Monday, June 19, 2006

Howard Vincent O’Brien, the Brilliant and Long Forgotten Daily News Columnist. November 2, 1943—Another Glimpse of His Son At War.

[I grew up as a kid reading Howard Vincent O’Brien in the Daily News. On re-reading him now, more than sixty years later, I can’t believe how good he was and how simply he expressed profound thoughts. I already gave you one, describing when his son left for the military service, for what was then known as the Army Air Force. Here is the second column out of three that I’ll give you from O’Brien.]

It was a bright October morning. Nature smiled through her veil of green and gold and scarlet.

I had no appointments—nothing exciting on the day’s calendar. The infant was being readied for school. The cook was dressing for her day out. Grandma was starting for the grocery.

Then the phone rang. Four times before anybody answered it.

There was a choking silence at the dear, familiar voice. “Only an hour between trains, Mom. Yes, it was sudden. These things always are. Yes, I’m committed. No, I can’t tell you. England, I think.”

There was a mad scramble into city clothes, a race for the train, a ride that never seemed to end.

He was waiting for us at the office—so straight, so gravely gentle. The navigator’s wings gleamed on his tunic and there was a droll little wisp of a mustache under his nose, hardly visible against his clear skin.

In one respect he hadn’t changed. He was broke. He grinned when he told us.

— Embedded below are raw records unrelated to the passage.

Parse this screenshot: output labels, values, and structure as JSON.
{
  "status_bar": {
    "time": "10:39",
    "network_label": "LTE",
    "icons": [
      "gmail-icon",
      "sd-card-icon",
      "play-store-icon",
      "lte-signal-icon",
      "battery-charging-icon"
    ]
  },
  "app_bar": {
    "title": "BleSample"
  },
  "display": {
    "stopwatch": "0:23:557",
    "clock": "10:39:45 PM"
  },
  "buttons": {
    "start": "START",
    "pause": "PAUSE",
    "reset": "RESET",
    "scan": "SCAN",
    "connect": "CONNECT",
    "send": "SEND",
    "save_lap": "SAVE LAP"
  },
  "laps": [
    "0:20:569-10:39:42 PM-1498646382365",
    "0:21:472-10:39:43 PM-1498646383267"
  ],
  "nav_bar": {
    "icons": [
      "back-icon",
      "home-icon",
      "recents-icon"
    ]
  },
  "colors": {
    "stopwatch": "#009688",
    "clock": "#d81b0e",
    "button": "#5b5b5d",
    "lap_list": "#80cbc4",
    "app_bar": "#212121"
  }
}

He kissed his mother and patted her on the shoulder. Her lip trembled but she caught herself quickly. “Your face needs washing,” she said, just as if time stood still.

Furtively, he glanced at the watch on his slender wrist. “It wouldn’t do to be late,” he said. “The Army might call it desertion.”

The hands on the station clock seemed to be spinning. We talked against time, pressing out the words. There was so much to be said, so many questions to be asked. But one forgot what one wanted to know. Or perhaps one really didn’t want to know. My fingers shook a little as I wrote down his serial number.

We skirted the reefs on which our thoughts were. We wanted off to other waters, aimless but safer. We talked about the new gyro compass, the accuracy of flak, the merits of the B-17 against the Liberator, the cold at thirty thousand feet, the chance of a broken leg when bailing out.

One listening might have thought we were really interested.

The silence grew longer. We just looked at him and he looked away—not at us, not at the restaurant walls. He looked far away and I do not know what he saw.

He was close to us then—and oh, so very far away! I thought of Noel Coward’s poem about the bombers droning in the night—I could only remember one line—something about “we’ll never know.”

I asked him if he would be glad to find it was England. He said he’d rather go to the Pacific. “I don’t think I like Japs,” he said.

That was all he said. I think his mind was on his school days in Germany—on his classmates, especially the blond, blue-eyed boy who led the Boy Scout troops when he went camping in the Alps…the boy who held him when he slipped on the edge of a crevasse.

There was a long silence. He looked at the clock. “You have all the dope—about the insurance, I mean?”

“Yes,” I said. “I have it all.”

“Then I think I better be going.”

He kissed his mother as he got into the taxi. Then he did a strange thing. He turned and touched his lips to my cheek. And with a faint little smile he said to his mother, “Don’t let the Ancient One worry too much, will you, Mom?”

That was all. For a minute I felt a little sick and my eyes hurt. Then I went back to the day’s work.

[I don’t think you’ll read anything like that in the current newspapers. Why not? You tell me. Too sentimental? Too politically incorrect? I mean with the mention of the “Japs” the `40s colloquial reference to the Asian enemy? Too gravely serious for these entertainment-addicted times? Too patriotic for these days when skepticism and doubt is popular with the elites? Your comments, please.]


  1. I've seen footage of troops saying good-bye to their families on TV "news-magazines", but broadcasts reports often aren't worth a couple hundred words.

  2. Just remember that the confidence Americans had in their government got squished by the lies put out by our leaders during VietNam and Watergate. It recovered for awhile during Reagan's tenure. Then, it went downhill especially with Clinton who never quite figured that the definition of the word "is" means that you keep your pants zipped for everyone, but your wife. I'm not even going to get started on "mission accomplished" Bush and company.